An Illinois Department of Public Health investigation of the facility was sparked by a stabbing between three residents which took place in April of 2015, as well as an investigation done by Illinois State Police.
As of June 5, 2015, one of the victims remained hospitalized in an out-of-state long-term care facility for their injuries, their current condition is not known.
Obtained documents outlining the results of the IDPH investigation explained H&S had violated a series of major state regulations, most of which connected to 41-year-old Jule K. Woods, who was arrested by Illinois State Police in connection with the April stabbing.
ISP representatives could not be reached for comment on their separate investigation after several calls and messages.
The first regulation IDPH claims was violated states, “No resident shall be admitted to or kept to a facility; who has serious mental or emotional problems based on diagnosis.”
IDPH investigators found evidence that at the time Woods was admitted to H&S, he had been professionally diagnosed in 2013 with schizophrenia, anger/impulse control disorders, and other debilitating conditions.

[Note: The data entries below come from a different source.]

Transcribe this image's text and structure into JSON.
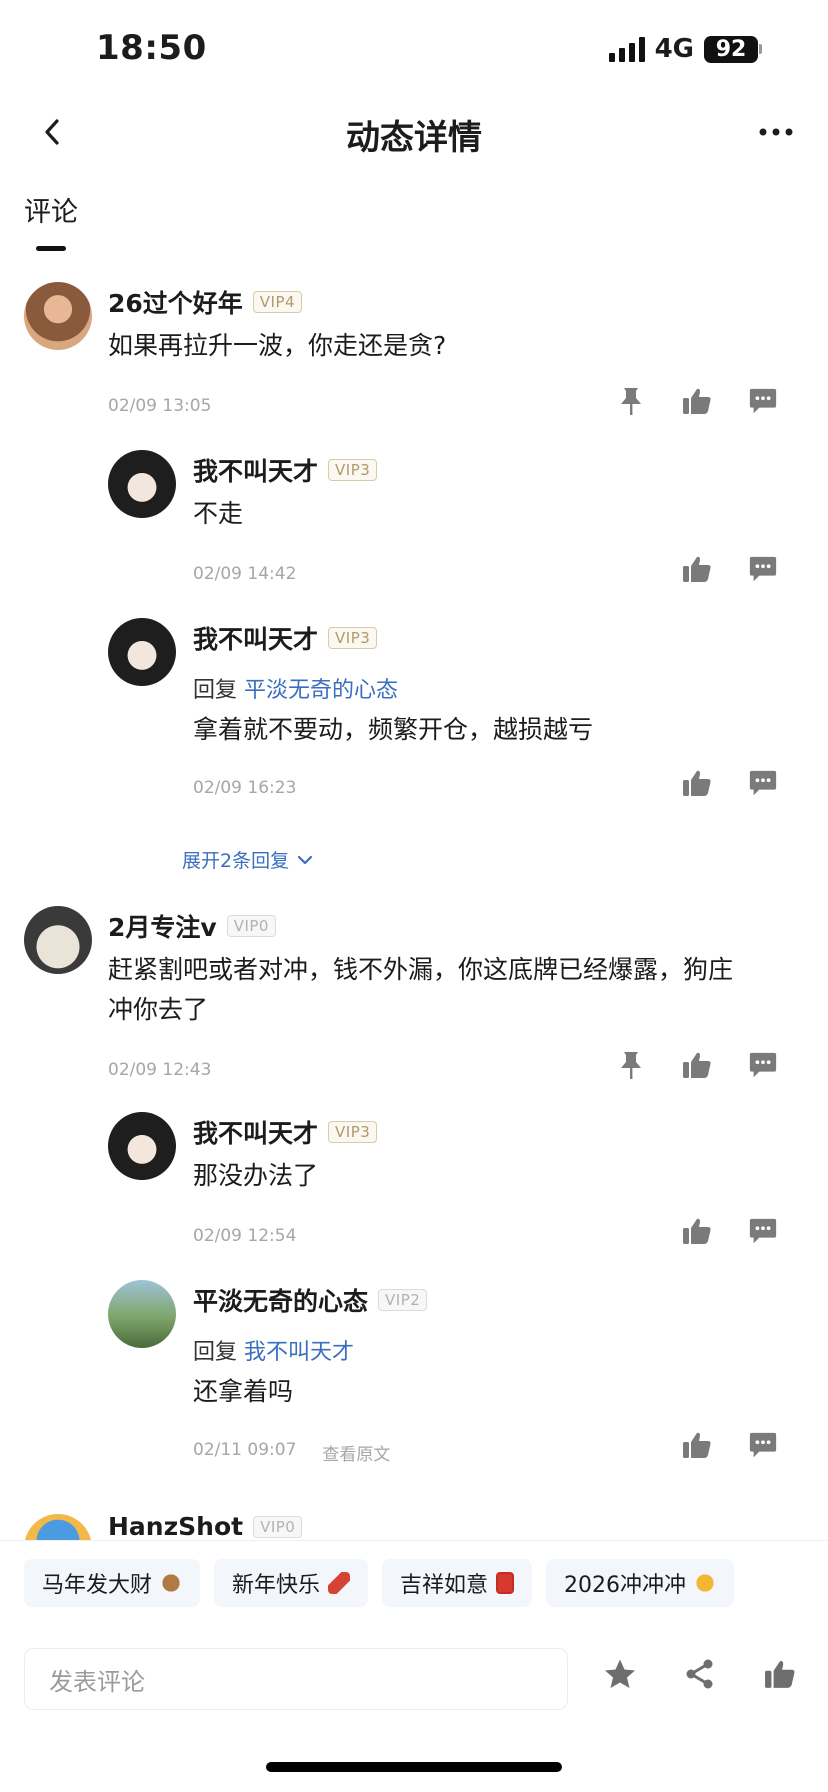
{
  "status_bar": {
    "time": "18:50",
    "network": "4G",
    "battery": "92"
  },
  "nav": {
    "title": "动态详情"
  },
  "tab": {
    "label": "评论"
  },
  "comments": [
    {
      "user": "26过个好年",
      "vip": "VIP4",
      "text": "如果再拉升一波，你走还是贪?",
      "time": "02/09 13:05",
      "replies": [
        {
          "user": "我不叫天才",
          "vip": "VIP3",
          "text": "不走",
          "time": "02/09 14:42"
        },
        {
          "user": "我不叫天才",
          "vip": "VIP3",
          "reply_prefix": "回复",
          "reply_to": "平淡无奇的心态",
          "text": "拿着就不要动，频繁开仓，越损越亏",
          "time": "02/09 16:23"
        }
      ],
      "expand_label": "展开2条回复"
    },
    {
      "user": "2月专注v",
      "vip": "VIP0",
      "text_line1": "赶紧割吧或者对冲，钱不外漏，你这底牌已经爆露，狗庄",
      "text_line2": "冲你去了",
      "time": "02/09 12:43",
      "replies": [
        {
          "user": "我不叫天才",
          "vip": "VIP3",
          "text": "那没办法了",
          "time": "02/09 12:54"
        },
        {
          "user": "平淡无奇的心态",
          "vip": "VIP2",
          "reply_prefix": "回复",
          "reply_to": "我不叫天才",
          "text": "还拿着吗",
          "time": "02/11 09:07",
          "view_original": "查看原文"
        }
      ]
    },
    {
      "user": "HanzShot",
      "vip": "VIP0"
    }
  ],
  "quick_replies": [
    {
      "label": "马年发大财",
      "icon": "horse-emoji"
    },
    {
      "label": "新年快乐",
      "icon": "firecracker-emoji"
    },
    {
      "label": "吉祥如意",
      "icon": "red-envelope-emoji"
    },
    {
      "label": "2026冲冲冲",
      "icon": "fist-emoji"
    }
  ],
  "input": {
    "placeholder": "发表评论"
  },
  "colors": {
    "link": "#3a6fbf",
    "vip_gold": "#b09a6a",
    "icon_gray": "#7a7a7a"
  }
}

Woods had also underwent seven “psychiatric hospitalizations” prior to being admitted to H&S.
IDPH claims Woods' H&S admission papers outlined his conditions, proving H&S employees had access to this information before wood was admitted.
Fellow H&S residents told IDPH investigators that Wood regularly made sexual advances toward residents, and would punch holes in the walls when provoked.
In one instance where Wood was behaving erratically, a resident claimed Woods was given his medication by an employee and told to “go on” with his daily routine.
The state also demands “if a patient is shown to be the aggressor in a resident to resident conflict, They are to be evaluated for therapy and placement within 10 days of the incident.”
State investigators say outlined conditions were not met by the facility.
The state fined the H&S $12,000 and said they could vie for a hearing with IDPH to discuss options to remain open.
The deadline for that hearing passed with no response, the final residents were transferred on June 24, 2015, and the facility officially closed the following Monday.
An H&S manager who withheld her name over the phone said some of the eight employees of the facility have been offered jobs at other homes like one in West Frankfort, just under 60 miles away.
The manager also said the 26 residents were slowly sent elsewhere between the time the investigation began, and the final closure on June 29.
The manager blames a lack of necessary care near Tamms, Ill. for the closure, pointing out that they had pursued medical evaluation for Woods.
State-provided documents confirm that while Woods lived in the home, he had been sent to a doctor on at least one occasion following instances of mental instability, but was sent back to H&S after the doctor concluded Woods was “Stable.”
The name of that medical practitioner was not disclosed.
Woods faces an account of aggravated battery with a deadly weapon, and an account for aggravated battery resulting in serious bodily harm.
His arraignment is set for Tuesday, June 30 at 10 a.m.